Much will be written today about pride and honor regarding those who sacrifice themselves in the service of our country. I share those sentiments. But two years ago I wrote a piece on my thoughts about Veteran’s Day. Though honoring the men and women who fight, it was intended to bring to light one of the reasons the original Armistice Day, from which this holiday derives, was intended for. Those who serve their country while in uniform do so often with the greatest of ideals and with courage. But there is another aspect of war that we all need to be reminded of.
While there is a need to pay homage to those who fight, we must be careful not to glorify war with holidays and parades that overlook the utter destruction of not only what our military goes through but what civilian populations suffer in those areas we send them to fight in. That being said, here is my offering on this day of honoring military sacrifice.
Military personnel are still symbolic of who we honor on Veteran’s Day but more and more the casualties of war are without uniform or rank or combat assignment. They are mothers and children and old men who have gone to the places where they are employed, attended school or where they shop for their food, clothing and other means of livelihood.
They have no armor to protect them from bullets and explosive fragments and their existence has little to do with military decisions or deployments that affect those who have attacked them. The need to retaliate for such atrocities is compelling and essential but not in a manner that has little or no diminishing affect for the causes that prompted or perpetuate such offenses.
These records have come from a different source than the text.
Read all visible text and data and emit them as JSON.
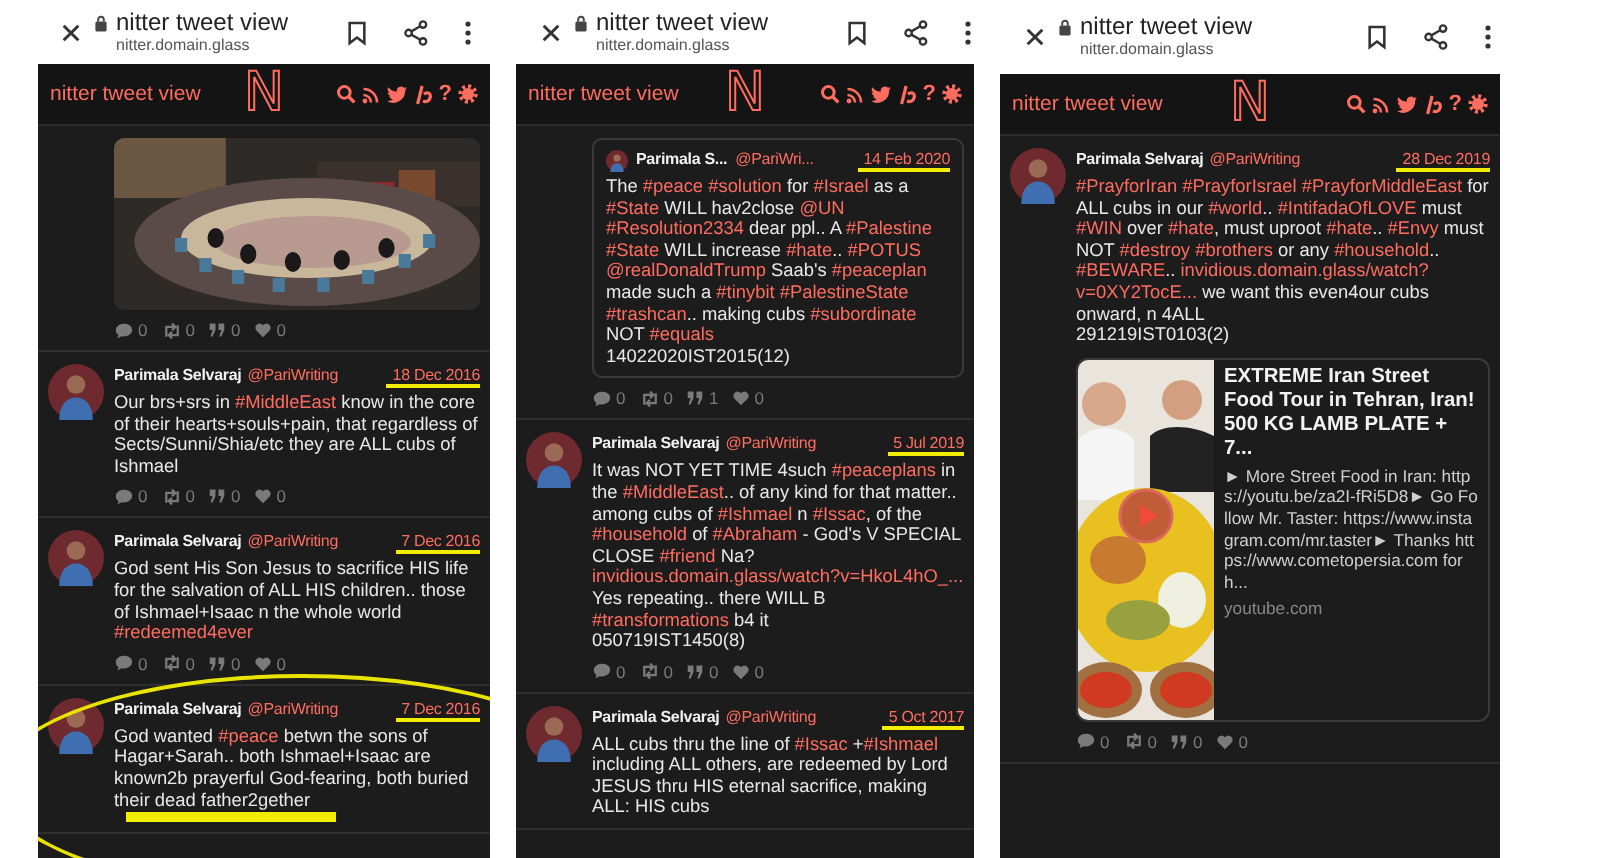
{
  "panels": [
    {
      "browser": {
        "title": "nitter tweet view",
        "url": "nitter.domain.glass"
      },
      "header": {
        "site_title": "nitter tweet view",
        "logo": "N",
        "help": "?"
      },
      "tweets": [
        {
          "kind": "continued",
          "media": {
            "kind": "picture"
          },
          "stats": [
            {
              "kind": "replies",
              "count": "0"
            },
            {
              "kind": "retweets",
              "count": "0"
            },
            {
              "kind": "quotes",
              "count": "0"
            },
            {
              "kind": "likes",
              "count": "0"
            }
          ]
        },
        {
          "kind": "tweet",
          "name": "Parimala Selvaraj",
          "handle": "@PariWriting",
          "date": "18 Dec 2016",
          "date_underlined": true,
          "body": [
            {
              "kind": "text",
              "text": "Our brs+srs in "
            },
            {
              "kind": "hashtag",
              "text": "#MiddleEast"
            },
            {
              "kind": "text",
              "text": " know in the core of their hearts+souls+pain, that regardless of Sects/Sunni/Shia/etc they are ALL cubs of Ishmael"
            }
          ],
          "stats": [
            {
              "kind": "replies",
              "count": "0"
            },
            {
              "kind": "retweets",
              "count": "0"
            },
            {
              "kind": "quotes",
              "count": "0"
            },
            {
              "kind": "likes",
              "count": "0"
            }
          ]
        },
        {
          "kind": "tweet",
          "name": "Parimala Selvaraj",
          "handle": "@PariWriting",
          "date": "7 Dec 2016",
          "date_underlined": true,
          "body": [
            {
              "kind": "text",
              "text": "God sent His Son Jesus to sacrifice HIS life for the salvation of ALL HIS children.. those of Ishmael+Isaac n the whole world "
            },
            {
              "kind": "hashtag",
              "text": "#redeemed4ever"
            }
          ],
          "stats": [
            {
              "kind": "replies",
              "count": "0"
            },
            {
              "kind": "retweets",
              "count": "0"
            },
            {
              "kind": "quotes",
              "count": "0"
            },
            {
              "kind": "likes",
              "count": "0"
            }
          ]
        },
        {
          "kind": "tweet",
          "name": "Parimala Selvaraj",
          "handle": "@PariWriting",
          "date": "7 Dec 2016",
          "date_underlined": true,
          "circled": true,
          "text_underlined": true,
          "body": [
            {
              "kind": "text",
              "text": "God wanted "
            },
            {
              "kind": "hashtag",
              "text": "#peace"
            },
            {
              "kind": "text",
              "text": " betwn the sons of Hagar+Sarah.. both Ishmael+Isaac are known2b prayerful God-fearing, both buried their dead father2gether"
            }
          ]
        }
      ]
    },
    {
      "browser": {
        "title": "nitter tweet view",
        "url": "nitter.domain.glass"
      },
      "header": {
        "site_title": "nitter tweet view",
        "logo": "N",
        "help": "?"
      },
      "tweets": [
        {
          "kind": "continued",
          "quote": {
            "name": "Parimala S...",
            "handle": "@PariWri...",
            "date": "14 Feb 2020",
            "date_underlined": true,
            "body": [
              {
                "kind": "text",
                "text": "The "
              },
              {
                "kind": "hashtag",
                "text": "#peace"
              },
              {
                "kind": "space"
              },
              {
                "kind": "hashtag",
                "text": "#solution"
              },
              {
                "kind": "text",
                "text": " for "
              },
              {
                "kind": "hashtag",
                "text": "#Israel"
              },
              {
                "kind": "text",
                "text": " as a "
              },
              {
                "kind": "hashtag",
                "text": "#State"
              },
              {
                "kind": "text",
                "text": " WILL hav2close "
              },
              {
                "kind": "mention",
                "text": "@UN"
              },
              {
                "kind": "space"
              },
              {
                "kind": "hashtag",
                "text": "#Resolution2334"
              },
              {
                "kind": "text",
                "text": " dear ppl.. A "
              },
              {
                "kind": "hashtag",
                "text": "#Palestine"
              },
              {
                "kind": "space"
              },
              {
                "kind": "hashtag",
                "text": "#State"
              },
              {
                "kind": "text",
                "text": " WILL increase "
              },
              {
                "kind": "hashtag",
                "text": "#hate"
              },
              {
                "kind": "text",
                "text": ".. "
              },
              {
                "kind": "hashtag",
                "text": "#POTUS"
              },
              {
                "kind": "space"
              },
              {
                "kind": "mention",
                "text": "@realDonaldTrump"
              },
              {
                "kind": "text",
                "text": " Saab's "
              },
              {
                "kind": "hashtag",
                "text": "#peaceplan"
              },
              {
                "kind": "text",
                "text": " made such a "
              },
              {
                "kind": "hashtag",
                "text": "#tinybit"
              },
              {
                "kind": "space"
              },
              {
                "kind": "hashtag",
                "text": "#PalestineState"
              },
              {
                "kind": "space"
              },
              {
                "kind": "hashtag",
                "text": "#trashcan"
              },
              {
                "kind": "text",
                "text": ".. making cubs "
              },
              {
                "kind": "hashtag",
                "text": "#subordinate"
              },
              {
                "kind": "text",
                "text": " NOT "
              },
              {
                "kind": "hashtag",
                "text": "#equals"
              },
              {
                "kind": "text",
                "text": "\n14022020IST2015(12)"
              }
            ]
          },
          "stats": [
            {
              "kind": "replies",
              "count": "0"
            },
            {
              "kind": "retweets",
              "count": "0"
            },
            {
              "kind": "quotes",
              "count": "1"
            },
            {
              "kind": "likes",
              "count": "0"
            }
          ]
        },
        {
          "kind": "tweet",
          "name": "Parimala Selvaraj",
          "handle": "@PariWriting",
          "date": "5 Jul 2019",
          "date_underlined": true,
          "body": [
            {
              "kind": "text",
              "text": "It was NOT YET TIME 4such "
            },
            {
              "kind": "hashtag",
              "text": "#peaceplans"
            },
            {
              "kind": "text",
              "text": " in the "
            },
            {
              "kind": "hashtag",
              "text": "#MiddleEast"
            },
            {
              "kind": "text",
              "text": ".. of any kind for that matter.. among cubs of "
            },
            {
              "kind": "hashtag",
              "text": "#Ishmael"
            },
            {
              "kind": "text",
              "text": " n "
            },
            {
              "kind": "hashtag",
              "text": "#Issac"
            },
            {
              "kind": "text",
              "text": ", of the "
            },
            {
              "kind": "hashtag",
              "text": "#household"
            },
            {
              "kind": "text",
              "text": " of "
            },
            {
              "kind": "hashtag",
              "text": "#Abraham"
            },
            {
              "kind": "text",
              "text": " - God's V SPECIAL CLOSE "
            },
            {
              "kind": "hashtag",
              "text": "#friend"
            },
            {
              "kind": "text",
              "text": " Na?\n"
            },
            {
              "kind": "url",
              "text": "invidious.domain.glass/"
            },
            {
              "kind": "url",
              "text": "watch?v=HkoL4hO_..."
            },
            {
              "kind": "text",
              "text": "\nYes repeating.. there WILL B\n"
            },
            {
              "kind": "hashtag",
              "text": "#transformations"
            },
            {
              "kind": "text",
              "text": " b4 it\n050719IST1450(8)"
            }
          ],
          "stats": [
            {
              "kind": "replies",
              "count": "0"
            },
            {
              "kind": "retweets",
              "count": "0"
            },
            {
              "kind": "quotes",
              "count": "0"
            },
            {
              "kind": "likes",
              "count": "0"
            }
          ]
        },
        {
          "kind": "tweet",
          "name": "Parimala Selvaraj",
          "handle": "@PariWriting",
          "date": "5 Oct 2017",
          "date_underlined": true,
          "body": [
            {
              "kind": "text",
              "text": "ALL cubs thru the line of "
            },
            {
              "kind": "hashtag",
              "text": "#Issac"
            },
            {
              "kind": "text",
              "text": " +"
            },
            {
              "kind": "hashtag",
              "text": "#Ishmael"
            },
            {
              "kind": "text",
              "text": " including ALL others, are redeemed by Lord JESUS thru HIS eternal sacrifice, making ALL: HIS cubs"
            }
          ]
        }
      ]
    },
    {
      "browser": {
        "title": "nitter tweet view",
        "url": "nitter.domain.glass"
      },
      "header": {
        "site_title": "nitter tweet view",
        "logo": "N",
        "help": "?"
      },
      "tweets": [
        {
          "kind": "tweet",
          "name": "Parimala Selvaraj",
          "handle": "@PariWriting",
          "date": "28 Dec 2019",
          "date_underlined": true,
          "body": [
            {
              "kind": "hashtag",
              "text": "#PrayforIran"
            },
            {
              "kind": "space"
            },
            {
              "kind": "hashtag",
              "text": "#PrayforIsrael"
            },
            {
              "kind": "space"
            },
            {
              "kind": "hashtag",
              "text": "#PrayforMiddleEast"
            },
            {
              "kind": "text",
              "text": " for ALL cubs in our "
            },
            {
              "kind": "hashtag",
              "text": "#world"
            },
            {
              "kind": "text",
              "text": ".. "
            },
            {
              "kind": "hashtag",
              "text": "#IntifadaOfLOVE"
            },
            {
              "kind": "text",
              "text": " must "
            },
            {
              "kind": "hashtag",
              "text": "#WIN"
            },
            {
              "kind": "text",
              "text": " over "
            },
            {
              "kind": "hashtag",
              "text": "#hate"
            },
            {
              "kind": "text",
              "text": ", must uproot "
            },
            {
              "kind": "hashtag",
              "text": "#hate"
            },
            {
              "kind": "text",
              "text": ".. "
            },
            {
              "kind": "hashtag",
              "text": "#Envy"
            },
            {
              "kind": "text",
              "text": " must NOT "
            },
            {
              "kind": "hashtag",
              "text": "#destroy"
            },
            {
              "kind": "space"
            },
            {
              "kind": "hashtag",
              "text": "#brothers"
            },
            {
              "kind": "text",
              "text": " or any "
            },
            {
              "kind": "hashtag",
              "text": "#household"
            },
            {
              "kind": "text",
              "text": ".. "
            },
            {
              "kind": "hashtag",
              "text": "#BEWARE"
            },
            {
              "kind": "text",
              "text": ".. "
            },
            {
              "kind": "url",
              "text": "invidious.domain.glass/watch?"
            },
            {
              "kind": "url",
              "text": "v=0XY2TocE..."
            },
            {
              "kind": "text",
              "text": " we want this even4our cubs onward, n 4ALL\n291219IST0103(2)"
            }
          ],
          "card": {
            "media": {
              "kind": "picture"
            },
            "title": "EXTREME Iran Street Food Tour in Tehran, Iran! 500 KG LAMB PLATE + 7...",
            "description": "► More Street Food in Iran: https://youtu.be/za2I-fRi5D8► Go Follow Mr. Taster: https://www.instagram.com/mr.taster► Thanks https://www.cometopersia.com for h...",
            "domain": "youtube.com"
          },
          "stats": [
            {
              "kind": "replies",
              "count": "0"
            },
            {
              "kind": "retweets",
              "count": "0"
            },
            {
              "kind": "quotes",
              "count": "0"
            },
            {
              "kind": "likes",
              "count": "0"
            }
          ]
        }
      ]
    }
  ]
}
Sending a conventional army into a foreign country amongst the civilian population to fight guerrilla-style warfare has historically proven to be a failure. The toll such tactics take on indigent populations fuels greater animosity at the foreign invader than originally existed.
Ultimately the destructive force of combat troops on an innocent civilian population turns any hope of military success into a downward spiral and endless effort, where loss of human life serves only to memorialize such wasted efforts in special days like Veterans Day.
A day of recognition where the political and psychological forces that create and maintain wars, can allow the public to share in this destructive behavior and thus ameliorating a sense of guilt.
By establishing days that honor the dead, we become victims of and party to, a state of mind that continues to believe that such actions are necessary. Instead of reflecting on the secondary meaning of the original Armistice day to engage in efforts that establish and perpetuate peace, we miss the opportunity to incite people to expound upon those things that we share as humans and contribute to life rather than death.
Too many people glibly say they want to avoid war and truly seek universal peace but only a handful fully realize that this requires sacrifices and compromises that has to diminish our sense of superiority. The ingrained mental state that many hold that we are somehow better than our neighbors must be removed.
Cultural differences should be recognized but held to a lower value because our common survival requires acceptance of such differences rather than aggressive competition to enhance those difference. There is no justification for war that does not serve the need to defend one’s life and property.
No concept of total destruction will annihilate the perpetrators of war, real or imagined but will only breed the hate that will keep alive the need to kill more innocent people in the future
Within the comments of all charismatic figures who vainly glorify their nation and its peoples are the seeds of avarice and jealousy which urge some to do whatever needs to be done to maintain our perceived position in the world order.
Their great sin and our great shame is to believe that this is an axiom that needs to be defended at a level by which we are willing to die and kill others for. The time that comes when we no longer have to honor our war dead is the time when we will have achieved the aspirations of those who established Armistice Day following WWI, a day of recognition for what many hoped would serve as a testament to the end of man’s need to kill each other to settle disputes and live in relative peace.
This may seem to be a hope beyond the pale of reality in today’s constant insanity of suicide bombers and “shock and awe” tactics of military might, but it is one that must persist for those future generations that are perhaps more capable of succeeding to achieve this than we have thus far.